He's not even necessarily wrong about this, because the occupation has been going on for more than a year now and G'Kar has only been suffering for Cartagia's amusement for a few episodes -- and Londo himself gave us a timeline for the journey to and from Narn of six days, with only one day spent on Narn itself, which indicates that the worst of G'Kar's on-screen suffering was indeed in a very short window of time.
But also... suffering doesn't really work like this. Pain and suffering are tremendously relative. G'Lorn has no right to dismiss what G'Kar has been through as nothing, no matter what he has personally endured.
(And what has he personally endured? Between the way he talks and the lack of scarring, visible exhaustion, or even tattered clothing, G'Lorn's presentation is a bit confusing. Which is why I say that I'm not sure this flipping of the script was really intentional. G'Lorn claims grizzled veteran status, but he doesn't look it or act like it.)

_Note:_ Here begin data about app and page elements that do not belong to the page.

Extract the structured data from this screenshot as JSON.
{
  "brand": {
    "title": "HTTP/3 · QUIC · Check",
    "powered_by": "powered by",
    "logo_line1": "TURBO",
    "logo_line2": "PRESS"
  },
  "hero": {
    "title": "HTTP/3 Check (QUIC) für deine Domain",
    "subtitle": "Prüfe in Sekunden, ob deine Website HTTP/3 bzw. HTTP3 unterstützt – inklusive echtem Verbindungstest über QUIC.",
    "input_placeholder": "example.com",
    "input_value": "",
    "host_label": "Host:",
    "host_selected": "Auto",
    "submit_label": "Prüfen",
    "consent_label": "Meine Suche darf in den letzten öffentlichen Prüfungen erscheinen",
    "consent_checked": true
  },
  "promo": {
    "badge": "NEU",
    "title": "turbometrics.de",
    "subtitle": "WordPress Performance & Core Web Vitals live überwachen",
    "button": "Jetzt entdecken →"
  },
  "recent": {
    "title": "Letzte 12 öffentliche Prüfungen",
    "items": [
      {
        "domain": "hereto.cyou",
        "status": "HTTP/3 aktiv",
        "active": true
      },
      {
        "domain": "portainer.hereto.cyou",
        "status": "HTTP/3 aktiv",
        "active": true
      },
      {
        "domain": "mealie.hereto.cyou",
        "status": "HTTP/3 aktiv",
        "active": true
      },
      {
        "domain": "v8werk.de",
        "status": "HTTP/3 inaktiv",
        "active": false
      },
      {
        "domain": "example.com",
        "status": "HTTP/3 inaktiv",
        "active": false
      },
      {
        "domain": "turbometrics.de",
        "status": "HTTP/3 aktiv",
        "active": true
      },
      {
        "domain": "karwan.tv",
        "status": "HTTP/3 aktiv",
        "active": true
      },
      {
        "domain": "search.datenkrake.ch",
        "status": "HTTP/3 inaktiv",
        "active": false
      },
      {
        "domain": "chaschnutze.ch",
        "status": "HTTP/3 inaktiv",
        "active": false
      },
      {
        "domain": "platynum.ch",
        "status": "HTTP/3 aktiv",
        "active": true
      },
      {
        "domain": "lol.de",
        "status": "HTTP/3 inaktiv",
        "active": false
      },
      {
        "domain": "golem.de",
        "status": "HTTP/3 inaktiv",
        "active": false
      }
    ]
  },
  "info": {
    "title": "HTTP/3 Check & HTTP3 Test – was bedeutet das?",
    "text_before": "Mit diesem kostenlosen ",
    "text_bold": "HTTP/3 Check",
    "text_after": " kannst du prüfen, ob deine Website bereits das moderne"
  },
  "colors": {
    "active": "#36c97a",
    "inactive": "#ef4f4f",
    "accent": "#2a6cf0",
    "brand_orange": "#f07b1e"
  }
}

- Sheridan just listening to the message from Ericsson by himself. :(
- CAPTAIN'S PERSONAL LOG: FINAL LOG
well, I'm sure this won't go badly.
- CONTINUITY: Sinclair left Sheridan a Tennyson poem. Catherine Sakai would snicker.
- sob Londo not everyone's killed before you know.
VIR: How much more until I can look in the mirror and not see myself? Because I keep looking, and I'm always there.
I love this line. It makes me hurt for him.
- Londo's speech here to Vir is long-overdue, but satisfying all the same.
Then, at the end of it, both of them notice the fireworks, and the conversation takes a different turn.
- This is very belated, it's been three episodes now since the new haircut debuted, but it was nice of Lorien to stop long enough for Sheridan to find a stylist on the way back to B5.
- Man, Sheridan's plan. Sheridan's plan.
- G'Kar's rejection of the call to strike back at the Centauri is definitely the result of his character arc until this point.
As others have also noted in the comments, S1!G'Kar would have been right there with G'Lorn. But there's also a sort-of... reversal here in the dynamic between G'Kar and other, warmongering Narn, which I'm nnnnot completely sure is intentional?
Way back in "Acts of Sacrifice" (S2E12), we began to see G'Kar pit against Narn who were younger and angrier than himself: Narn who didn't see the value of winning themselves allies, who were proud and arrogant separatists. G'Kar pointed out to those Narn how easy it was to be brave from the safety of Babylon 5, and the contrast between Narn old enough to remember the last war against the Centauri (and wise enough to know, for example, that the last victory against them had been a war of attrition that was fundamentally different from open space conflict) and Narn who were young, green, and eager for the glory of battle was... reflected on all sides of other conflicts in the show, too.